The cattle shed consisting of several parts with an inside yard was divided into separate areas. You could enter the inside yard through big, semi-circular gates in the middle of the eastern wall of the cattle sheds. The gates area was used for keeping seven sport horses owned by a big horse expert J. R. Slizienis. J. R. Slizienis would harness six of these horses or ride them, while one was left for breeding. One of the premises near the gates was a garage for a black vehicle of the manor owner, called taksuvka by the locals. A thirtyish-year old Aleksandras Černis from Skirgiškės worked as a driver in the manor.
To the right from the central entrance into the cattle shed there were premises for approximately 30 working horses. In front of the gates there was a calf-shed, and on the left, a little bit further from the folwark manor house, towards the fields - a piggery.
Next to the barn in the north-west of the cattle sheds there was a threshing steam machine, the so-called parovikas. It was a tractor like wood-fuelled four-wheeled equipment rotating the thresher through a 10-meter flat belt drive. Around 10-12 people would work with the threshing machine until Christmas.
Below the brewery, in a lath-covered barn near the river, hay and straw were kept. The stony road, like all over Liubavas, led to the barn.

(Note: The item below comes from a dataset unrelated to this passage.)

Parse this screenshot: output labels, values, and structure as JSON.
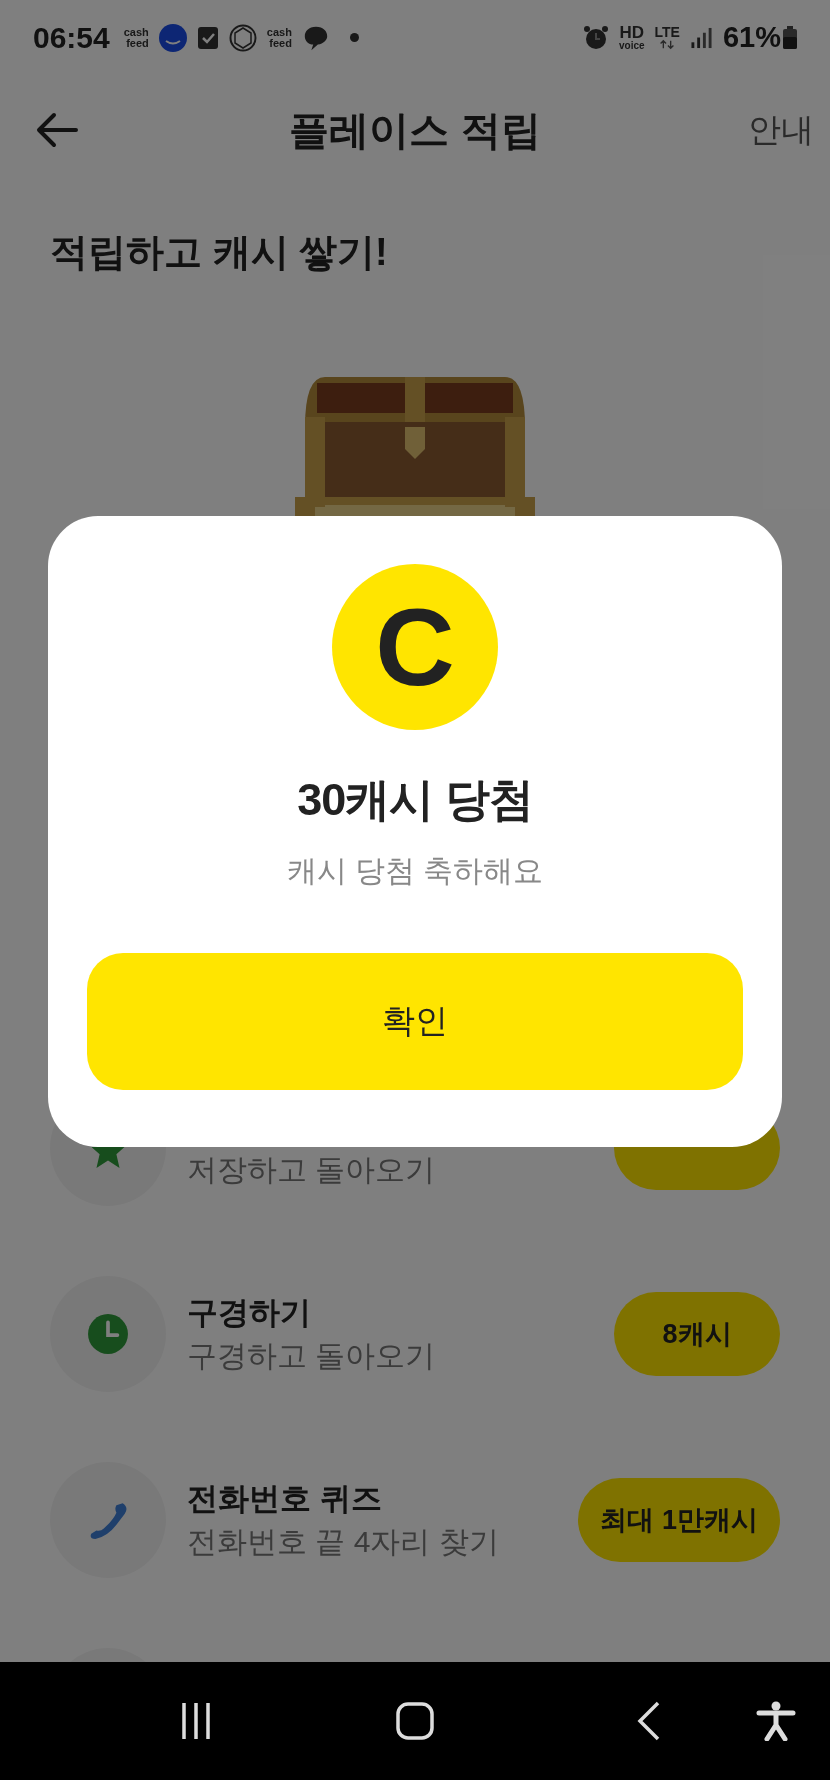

In winter time workers would cut ice in the ponds into pieces of 70x70x50. The ice cubes would be sledged to the ice-house, where they would be stored, and layered with sawdust. After the ice melted in the ice-house, a new cube would be brought in after the layer of sawdust had been removed.
Only few know that the territory of Liubavas estate reached beyond the left shore of the Neris river. Even during the interwar and the parcelling process, Liubavas Manor managed to retain the ownership of those woody territories covering several hundred hectares. Liubavas Manor also owned the left watercourse of the Neris. A cable transport was installed over the river. The territory extended up to Turniškės, towards Vilnius, and had a separate name - Little Liubavas. The forest provided the manor with wood, berries, mushroom, and the game. On the steep river slope, in the picturesque place there was a seat of Liubavas forester. The seat consisted of two buildings and a pond. During the interwar, the position of the manor's forester was occupied by Tučinskis. Here he lived together with his family. Manor workers could freely pick mushroom and berries in the forest, while outsiders had to buy a ticket. Contemporaries recollect that the forest was full of mushroom.

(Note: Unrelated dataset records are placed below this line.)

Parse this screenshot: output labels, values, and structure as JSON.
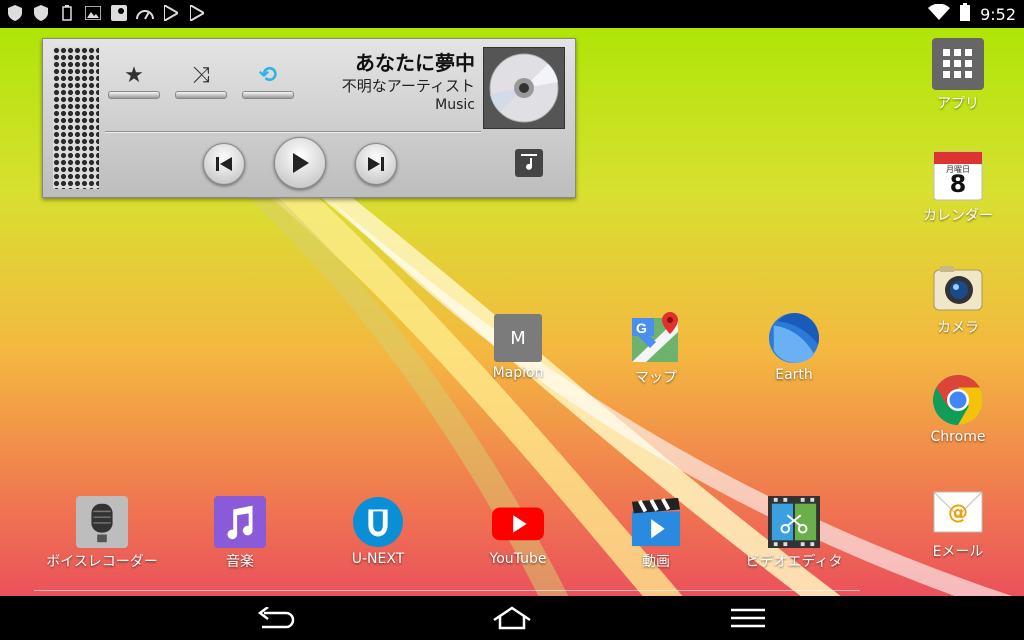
{
  "status_bar": {
    "left_icons": [
      "shield-icon",
      "shield-icon",
      "battery-saver-icon",
      "gallery-icon",
      "maps-notification-icon",
      "speedometer-icon",
      "play-store-icon",
      "play-store-icon"
    ],
    "right_icons": [
      "wifi-icon",
      "battery-icon"
    ],
    "time": "9:52"
  },
  "music_widget": {
    "title": "あなたに夢中",
    "artist": "不明なアーティスト",
    "album": "Music",
    "favorite_glyph": "★",
    "shuffle_glyph": "⤨",
    "repeat_glyph": "⟲",
    "repeat_color": "#2ab4e8"
  },
  "apps": {
    "apps_drawer": "アプリ",
    "calendar": "カレンダー",
    "calendar_day_label": "月曜日",
    "calendar_date": "8",
    "camera": "カメラ",
    "chrome": "Chrome",
    "email": "Eメール",
    "email_glyph": "@",
    "mapion": "Mapion",
    "mapion_letter": "M",
    "maps": "マップ",
    "earth": "Earth",
    "voice_recorder": "ボイスレコーダー",
    "music": "音楽",
    "unext": "U-NEXT",
    "youtube": "YouTube",
    "video": "動画",
    "video_editor": "ビデオエディタ"
  },
  "colors": {
    "youtube_red": "#ff0000",
    "unext_blue": "#0a8fd6",
    "music_purple": "#8a5ad8",
    "chrome_red": "#db4437",
    "chrome_yellow": "#f4c20d",
    "chrome_green": "#0f9d58",
    "chrome_blue": "#4285f4"
  }
}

When describing the pre-war manor, it would be unfair to omit the manor inn near the Neris river. In 1857, the manor had as many as two inns. One was near the Žalesa River on the old Molėtai road, in Žalesa village, where road fee was collected, and the other one on the road alongside the river. After both of the roads had lost their significance, the inns were closed. In 1928 a farmer Františekas Kliukovskis bought from R. Slizienis the Neris inn together with the area of 45 ha. At that moment there lived two Jewish women and a joiner Viktoras Pilkauskas coming from Utena Manor. Even after the building was sold to the new owners, Pilkauskas stayed in the inn for some time and kept around 30 beehives. You can still see a bench made by him in the manor. The swans from the manor ponds would come near the Neris inn. Sometimes the manor owner himself together with his servants would come to catch the swans.
A young fellow who repaired furniture in Liubavas manor gave his picture to his beloved manor maid Jadvyga Rapcevičiūtė, with the inscription on the other side: As a proof of my love - Porfirja Devetnikovas, Liubavas Manor, 25 April 1926.
Gintaras Karosas, 1 June 2010